Elizabeth Rigby and Kimberly J. Morgan offer a more granular perspective on the actors producing policy analysis in their study of the use of advocacy and research in the effort to save the ACA between January and May of 2017. Think tanks, advocacy organizations, and research centers, rather than academic scholars, produced the bulk of the analyses used by advocates and lobbyists in these efforts. Moreover, most of the policy analyses produced by this nonacademic research community did not cite academic papers to support the research. Rigby and Morgan raise the question of whether the lack of academic engagement should even be seen as problematic. Perhaps, in the context of Peterson's army of evidence producers, academics are simply not needed in the short-term policy analysis game.
Finally, my commentary concludes the special issue by considering how differences in institutional culture explain the relationship between academics and government policy analysts. I suggest that, as in other situations of diverging cultures, embedding academics in government can build trust and increase the flow of research-based ideas into policy. The fact that numerous academics served in the Obama administration may explain why, in contrast to some prior experiences, the general consensus of the authors of the articles in this special issue is that policy analysis, for better or worse, did play a substantial role in the development, implementation, and defense of the ACA.
Sherry Glied is dean of the Robert F. Wagner Graduate School of Public Service at New York University. She was formerly professor of health policy and management at Columbia University's Mailman School of Public Health and served as assistant secretary for planning and evaluation at the US Department of Health and Human Services from 2010 to 2012. She is the author of Chronic Condition (1998), coauthor (with Richard Frank) of Better but Not Well: Mental Health Policy in the U.S. since 1950 (2006), and coeditor (with Peter C. Smith) of The Oxford Handbook of Health Economics (2011).

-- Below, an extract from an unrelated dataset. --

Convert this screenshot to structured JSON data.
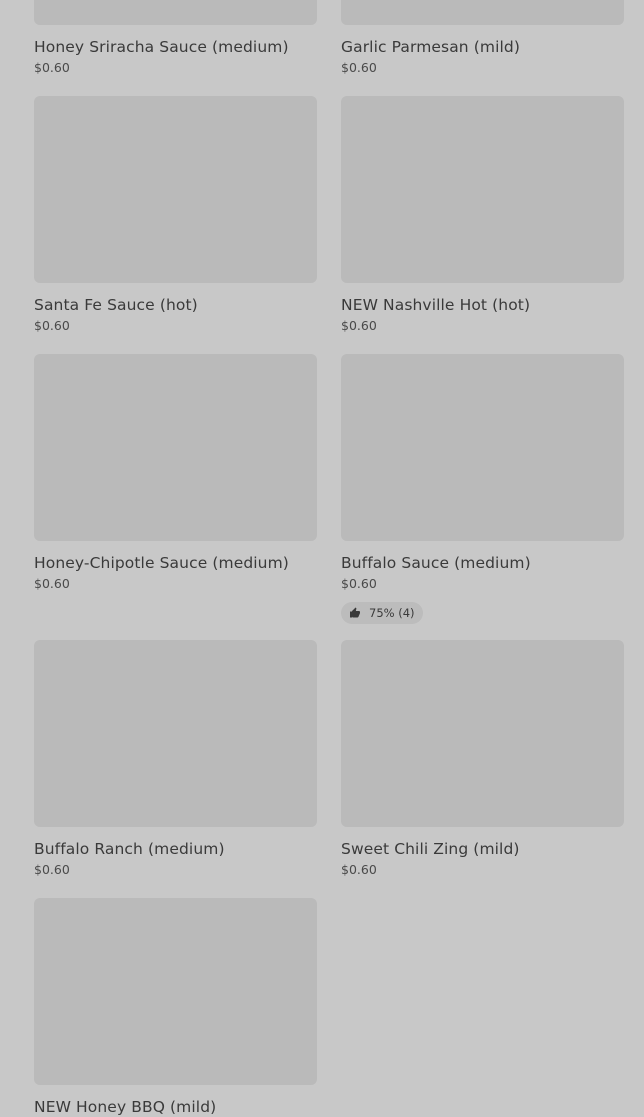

The papers in this special issue were presented on May 2, 2017, at a New York University Robert F. Wagner Graduate School of Public Service conference that was cosponsored by JHPPL and Wagner. During that conference, Larry Brown, Larry Casalino, Jonathan Engel, Jeanne Lambrew, Miriam Laugesen, Dahlia Remler, Victor Rodwin, and Michael Sparer offered insightful comments on the papers and Ted Marmor provided valuable remarks on the role of policy analysis in the design and implementation of the Affordable Care Act and other health legislation. We thank all of the commenters for their participation.